    Can you please provide more details about your test and what exact call throws TargetInvocationException, and may be we can help you with a workaround.

    Thank you,
    Michael Koltachev,
    VSTS

    Thursday, June 1, 2006 4:48 PM
  • Calls that go through reflection (which is how the accessing of non-public magic happens) always wrap exceptions this way.

    I have 'fixed' this in the next version of the product by unwrapping the exception, patching the stack log and throwing the inner exception.

    Until then, yes, you should be prepared to handle this case.

    Joe

     

    Thursday, June 1, 2006 10:58 PM
  •  Michael Koltachev wrote:
    Can you please provide more details about your test and what exact call throws TargetInvocationException, and may be we can help you with a workaround.

     

    Michael,

    I found a certain pattern during my testing.
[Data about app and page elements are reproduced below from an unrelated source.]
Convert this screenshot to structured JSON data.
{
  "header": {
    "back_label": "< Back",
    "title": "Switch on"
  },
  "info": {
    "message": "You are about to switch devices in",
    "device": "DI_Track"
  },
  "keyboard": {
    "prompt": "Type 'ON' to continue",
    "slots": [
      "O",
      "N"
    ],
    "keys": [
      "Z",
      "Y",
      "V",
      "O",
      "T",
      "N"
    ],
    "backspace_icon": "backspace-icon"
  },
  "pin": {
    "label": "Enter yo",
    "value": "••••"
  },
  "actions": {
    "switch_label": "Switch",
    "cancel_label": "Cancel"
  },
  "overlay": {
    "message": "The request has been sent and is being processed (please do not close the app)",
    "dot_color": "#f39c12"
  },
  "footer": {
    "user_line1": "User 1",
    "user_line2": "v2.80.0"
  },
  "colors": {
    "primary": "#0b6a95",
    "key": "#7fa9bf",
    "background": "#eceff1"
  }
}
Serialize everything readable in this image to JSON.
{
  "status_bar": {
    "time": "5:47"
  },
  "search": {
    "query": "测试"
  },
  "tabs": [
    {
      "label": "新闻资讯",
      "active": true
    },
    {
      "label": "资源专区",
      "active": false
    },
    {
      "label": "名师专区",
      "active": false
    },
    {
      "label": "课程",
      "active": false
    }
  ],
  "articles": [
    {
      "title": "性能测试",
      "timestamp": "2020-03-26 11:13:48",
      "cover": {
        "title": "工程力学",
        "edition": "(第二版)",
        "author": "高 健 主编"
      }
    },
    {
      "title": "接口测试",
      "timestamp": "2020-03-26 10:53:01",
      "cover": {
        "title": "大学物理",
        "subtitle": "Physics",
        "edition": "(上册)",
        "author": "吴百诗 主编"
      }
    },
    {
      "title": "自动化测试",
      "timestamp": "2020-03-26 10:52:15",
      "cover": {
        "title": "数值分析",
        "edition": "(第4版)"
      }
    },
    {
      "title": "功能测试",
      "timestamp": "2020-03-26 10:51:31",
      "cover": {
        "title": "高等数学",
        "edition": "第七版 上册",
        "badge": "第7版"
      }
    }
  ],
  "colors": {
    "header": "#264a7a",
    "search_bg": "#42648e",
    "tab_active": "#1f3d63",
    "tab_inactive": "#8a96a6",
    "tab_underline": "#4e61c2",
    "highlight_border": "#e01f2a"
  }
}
I can use the ExpectedException attribute when I call my business method directly from the target object, when I need the accessor object to access private methods I do a try catch and use the Assert.IsInstanceOfType method to certify if the innerexception is the expected exception.

    Example using try catch:

    <DeploymentItem("somefile")> _
    <DeploymentItem(
    "somefile")> _
    <TestMethod()> _
    Public Sub RetrieveFrameworkTest()

    Try
    Dim target As Framework = CodeAccessors.SylisBelgium_Framework_Business_FrameworkAccessor.CreatePrivate(CallTicketHelper.Create)

    Dim accessor As CodeAccessors.SylisBelgium_Framework_Business_FrameworkAccessor = New CodeAccessors.SylisBelgium_Framework_Business_FrameworkAccessor(target)

    Dim actual As DataSet
    actual = accessor.Retrieve(
    "ADMIN")

    Catch ex As Exception

    Assert.IsInstanceOfType(ex.InnerException, GetType(InvalidBusinessOperationException))

    End Try
    End Sub

    Friday, June 2, 2006 7:34 AM